*Task details*
Below are the entries; count the lines in them that contain the word "labels" and give only the number.

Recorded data
○ ○ ○ ○ ○
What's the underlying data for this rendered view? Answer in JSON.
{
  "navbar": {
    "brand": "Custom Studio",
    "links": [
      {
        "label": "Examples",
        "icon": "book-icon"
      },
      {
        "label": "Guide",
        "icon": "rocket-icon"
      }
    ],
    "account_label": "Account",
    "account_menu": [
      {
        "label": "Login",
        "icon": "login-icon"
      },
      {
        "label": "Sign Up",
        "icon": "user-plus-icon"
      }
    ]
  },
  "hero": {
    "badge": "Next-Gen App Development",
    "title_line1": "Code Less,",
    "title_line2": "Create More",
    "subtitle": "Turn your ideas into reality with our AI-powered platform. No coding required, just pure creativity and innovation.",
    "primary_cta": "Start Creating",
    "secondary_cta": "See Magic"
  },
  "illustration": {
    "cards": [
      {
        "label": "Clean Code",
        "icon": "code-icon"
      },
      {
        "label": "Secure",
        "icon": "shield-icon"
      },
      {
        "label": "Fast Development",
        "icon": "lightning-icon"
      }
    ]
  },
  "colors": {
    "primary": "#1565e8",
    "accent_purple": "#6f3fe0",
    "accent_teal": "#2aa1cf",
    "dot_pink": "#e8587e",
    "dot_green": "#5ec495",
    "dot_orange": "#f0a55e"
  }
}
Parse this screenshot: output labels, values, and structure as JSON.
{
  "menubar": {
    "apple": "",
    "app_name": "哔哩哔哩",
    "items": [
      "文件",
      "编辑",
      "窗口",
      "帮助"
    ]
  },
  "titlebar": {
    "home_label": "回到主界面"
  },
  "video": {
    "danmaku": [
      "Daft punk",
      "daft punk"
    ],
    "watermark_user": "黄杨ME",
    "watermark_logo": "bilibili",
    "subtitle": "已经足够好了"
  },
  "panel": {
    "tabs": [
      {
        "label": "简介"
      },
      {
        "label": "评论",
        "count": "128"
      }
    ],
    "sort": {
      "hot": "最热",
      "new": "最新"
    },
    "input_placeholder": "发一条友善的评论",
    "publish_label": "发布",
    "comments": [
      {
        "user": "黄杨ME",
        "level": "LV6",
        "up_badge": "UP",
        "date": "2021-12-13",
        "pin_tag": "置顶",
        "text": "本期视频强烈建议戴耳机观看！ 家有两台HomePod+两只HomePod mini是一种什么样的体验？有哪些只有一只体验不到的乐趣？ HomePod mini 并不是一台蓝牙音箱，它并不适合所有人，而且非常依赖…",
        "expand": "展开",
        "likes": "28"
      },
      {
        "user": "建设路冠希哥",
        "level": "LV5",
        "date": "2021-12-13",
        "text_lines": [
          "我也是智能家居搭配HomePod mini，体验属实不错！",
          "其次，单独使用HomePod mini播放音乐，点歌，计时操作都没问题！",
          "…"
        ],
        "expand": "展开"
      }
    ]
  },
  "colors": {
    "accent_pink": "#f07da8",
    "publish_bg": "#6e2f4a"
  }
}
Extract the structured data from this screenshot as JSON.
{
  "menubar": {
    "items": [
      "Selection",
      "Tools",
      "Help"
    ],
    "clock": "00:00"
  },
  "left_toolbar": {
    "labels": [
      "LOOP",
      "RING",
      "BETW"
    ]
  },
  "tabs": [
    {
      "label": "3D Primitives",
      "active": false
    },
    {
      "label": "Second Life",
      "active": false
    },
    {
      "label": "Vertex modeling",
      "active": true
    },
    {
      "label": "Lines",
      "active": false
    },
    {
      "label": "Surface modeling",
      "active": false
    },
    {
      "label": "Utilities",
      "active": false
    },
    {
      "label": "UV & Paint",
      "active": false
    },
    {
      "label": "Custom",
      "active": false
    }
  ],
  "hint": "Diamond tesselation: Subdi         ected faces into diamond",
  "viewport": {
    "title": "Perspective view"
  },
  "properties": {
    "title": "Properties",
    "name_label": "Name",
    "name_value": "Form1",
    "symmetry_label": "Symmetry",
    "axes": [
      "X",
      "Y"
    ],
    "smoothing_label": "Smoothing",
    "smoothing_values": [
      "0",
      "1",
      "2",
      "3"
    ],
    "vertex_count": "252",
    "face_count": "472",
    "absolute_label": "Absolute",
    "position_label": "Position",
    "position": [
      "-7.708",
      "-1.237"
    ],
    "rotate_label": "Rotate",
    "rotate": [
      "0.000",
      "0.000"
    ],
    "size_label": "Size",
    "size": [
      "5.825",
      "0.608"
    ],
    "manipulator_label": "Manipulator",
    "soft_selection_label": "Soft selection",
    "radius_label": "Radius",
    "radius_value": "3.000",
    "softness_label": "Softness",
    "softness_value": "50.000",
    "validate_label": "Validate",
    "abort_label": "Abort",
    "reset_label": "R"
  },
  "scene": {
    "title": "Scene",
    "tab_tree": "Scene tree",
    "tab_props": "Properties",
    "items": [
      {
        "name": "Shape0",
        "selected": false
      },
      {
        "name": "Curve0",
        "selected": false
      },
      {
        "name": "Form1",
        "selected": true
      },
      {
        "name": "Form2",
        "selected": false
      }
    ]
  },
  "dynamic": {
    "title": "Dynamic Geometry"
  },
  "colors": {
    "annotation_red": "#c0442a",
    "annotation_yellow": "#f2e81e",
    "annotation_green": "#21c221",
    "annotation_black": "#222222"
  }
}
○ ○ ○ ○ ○
*The answer*
2